As of February , "External links modified" talk page sections are no longer generated or monitored by InternetArchiveBot. Every part of their body is good, but some parts of their body are private.
Clearly identify for your child which parts of their anatomy are private. If your child is young, consider sharing the above information during their bath time.
Used by permission. Have you ever asked that question? The truth is, how you see your son and talk to him has a significant effect on how he thinks and acts. Topics: Abuse , Intentional Parenting. About the Author. More by Jon Holsten. You May Also Like. November 5, The Consequences of Sexting. October 29, How to Connect with Year Olds. September 16, About Us. Sign Up for Our E-Newsletters. Get our updates straight to your inbox. Sign Up. Facebook-f Twitter Youtube Instagram.
To create the motivation to change, some offenders need a variety of treatment and corrective interventions, and for others learning how to make the change in their own behavioral cycle of abuse is more effective. While drugs and alcohol are often involved in sexual assaults, drugs and alcohol do not cause sexual offenses to occur. Rather, drug and alcohol use may be a disinhibitor for the offender, while being under the influence may increase a potential victim's vulnerability.
Adult and child victims of sexual abuse are never to blame for the assault, regardless of their behavior. Because of the age difference, children are unable to legally consent to sexual acts.
They are often made to feel like willing participants, which further contributes to their shame and guilt. Similarly, being intoxicated does not mean the victim bears some blame for the attack.
Rapists are to blame for rape, not victims. Sexual assault victims may not say "no" or not fight back for a variety of reasons including fear and confusion. Pressure to be liked and not be talked about negatively by a peer will sometimes cause adolescents or children to avoid fighting back or actively resisting.
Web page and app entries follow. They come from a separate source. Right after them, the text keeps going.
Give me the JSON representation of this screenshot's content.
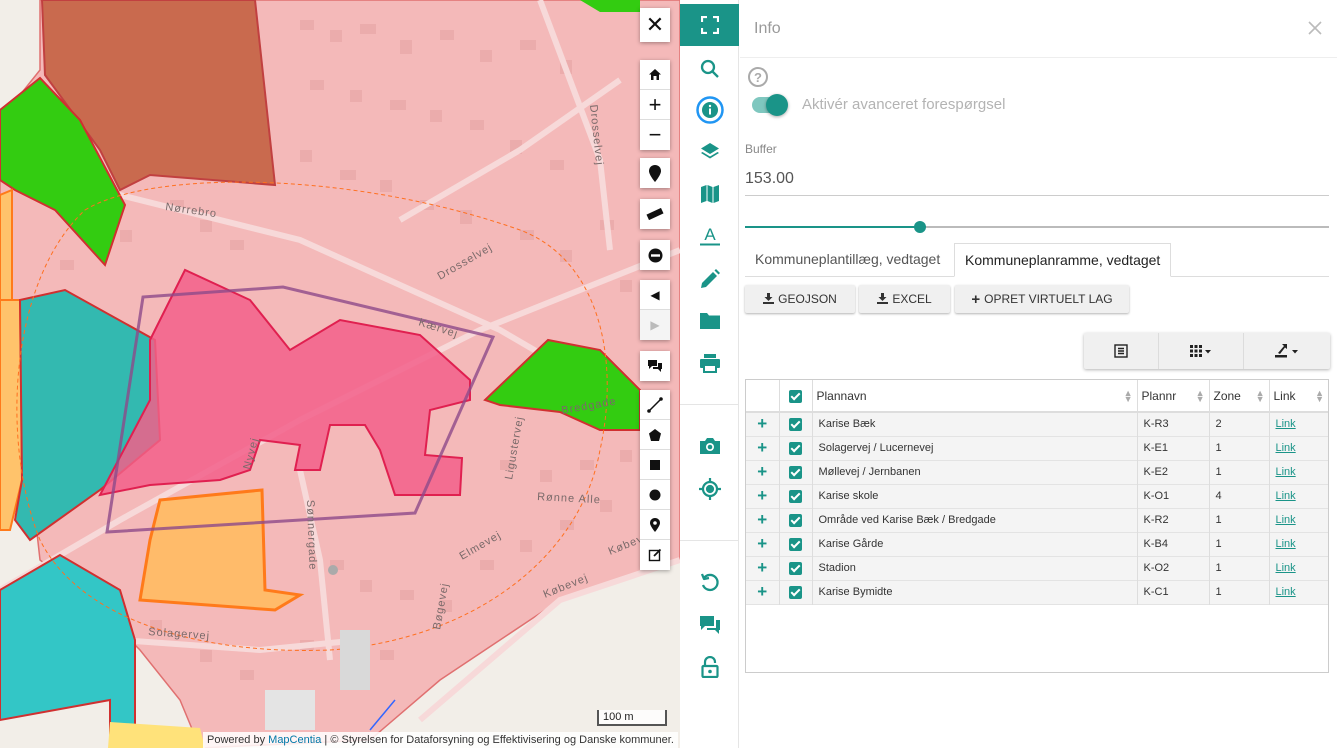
{
  "map": {
    "street_labels": [
      "Nørrebro",
      "Drosselvej",
      "Kærvej",
      "Ligustervej",
      "Rønne Alle",
      "Nyvej",
      "Sønnergade",
      "Elmevej",
      "Købevej",
      "Købevej",
      "Solagervej",
      "Bøgevej",
      "Bredgade",
      "Drosselvej"
    ],
    "scale_label": "100 m",
    "attribution": {
      "prefix": "Powered by",
      "link": "MapCentia",
      "suffix": "| © Styrelsen for Dataforsyning og Effektivisering og Danske kommuner."
    },
    "controls": [
      "close-icon",
      "home-icon",
      "zoom-in-icon",
      "zoom-out-icon",
      "marker-icon",
      "ruler-icon",
      "no-entry-icon",
      "arrow-left-icon",
      "arrow-right-icon",
      "speech-bubbles-icon",
      "polyline-icon",
      "polygon-icon",
      "rectangle-icon",
      "circle-icon",
      "point-icon",
      "edit-icon"
    ]
  },
  "toolbar": {
    "accent": "#1a9488",
    "icons": [
      "fullscreen-icon",
      "search-icon",
      "info-icon",
      "layers-icon",
      "map-icon",
      "text-icon",
      "pencil-icon",
      "folder-icon",
      "print-icon",
      "camera-icon",
      "locate-icon",
      "reset-icon",
      "chat-icon",
      "lock-icon"
    ]
  },
  "panel": {
    "title": "Info",
    "toggle_label": "Aktivér avanceret forespørgsel",
    "buffer_label": "Buffer",
    "buffer_value": "153.00",
    "slider_fraction": 0.3,
    "tabs": [
      {
        "label": "Kommuneplantillæg, vedtaget",
        "active": false
      },
      {
        "label": "Kommuneplanramme, vedtaget",
        "active": true
      }
    ],
    "actions": {
      "geojson": "GEOJSON",
      "excel": "EXCEL",
      "virtual_layer": "OPRET VIRTUELT LAG"
    }
  },
  "table": {
    "columns": [
      "Plannavn",
      "Plannr",
      "Zone",
      "Link"
    ],
    "rows": [
      {
        "plannavn": "Karise Bæk",
        "plannr": "K-R3",
        "zone": "2",
        "link": "Link"
      },
      {
        "plannavn": "Solagervej / Lucernevej",
        "plannr": "K-E1",
        "zone": "1",
        "link": "Link"
      },
      {
        "plannavn": "Møllevej / Jernbanen",
        "plannr": "K-E2",
        "zone": "1",
        "link": "Link"
      },
      {
        "plannavn": "Karise skole",
        "plannr": "K-O1",
        "zone": "4",
        "link": "Link"
      },
      {
        "plannavn": "Område ved Karise Bæk / Bredgade",
        "plannr": "K-R2",
        "zone": "1",
        "link": "Link"
      },
      {
        "plannavn": "Karise Gårde",
        "plannr": "K-B4",
        "zone": "1",
        "link": "Link"
      },
      {
        "plannavn": "Stadion",
        "plannr": "K-O2",
        "zone": "1",
        "link": "Link"
      },
      {
        "plannavn": "Karise Bymidte",
        "plannr": "K-C1",
        "zone": "1",
        "link": "Link"
      }
    ]
  }
}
In fact, false reports of child molestation and rape are not the norm.
Take 5 minutes to complete the True or False Quiz: Most men who commit sexual offenses do not know their victim.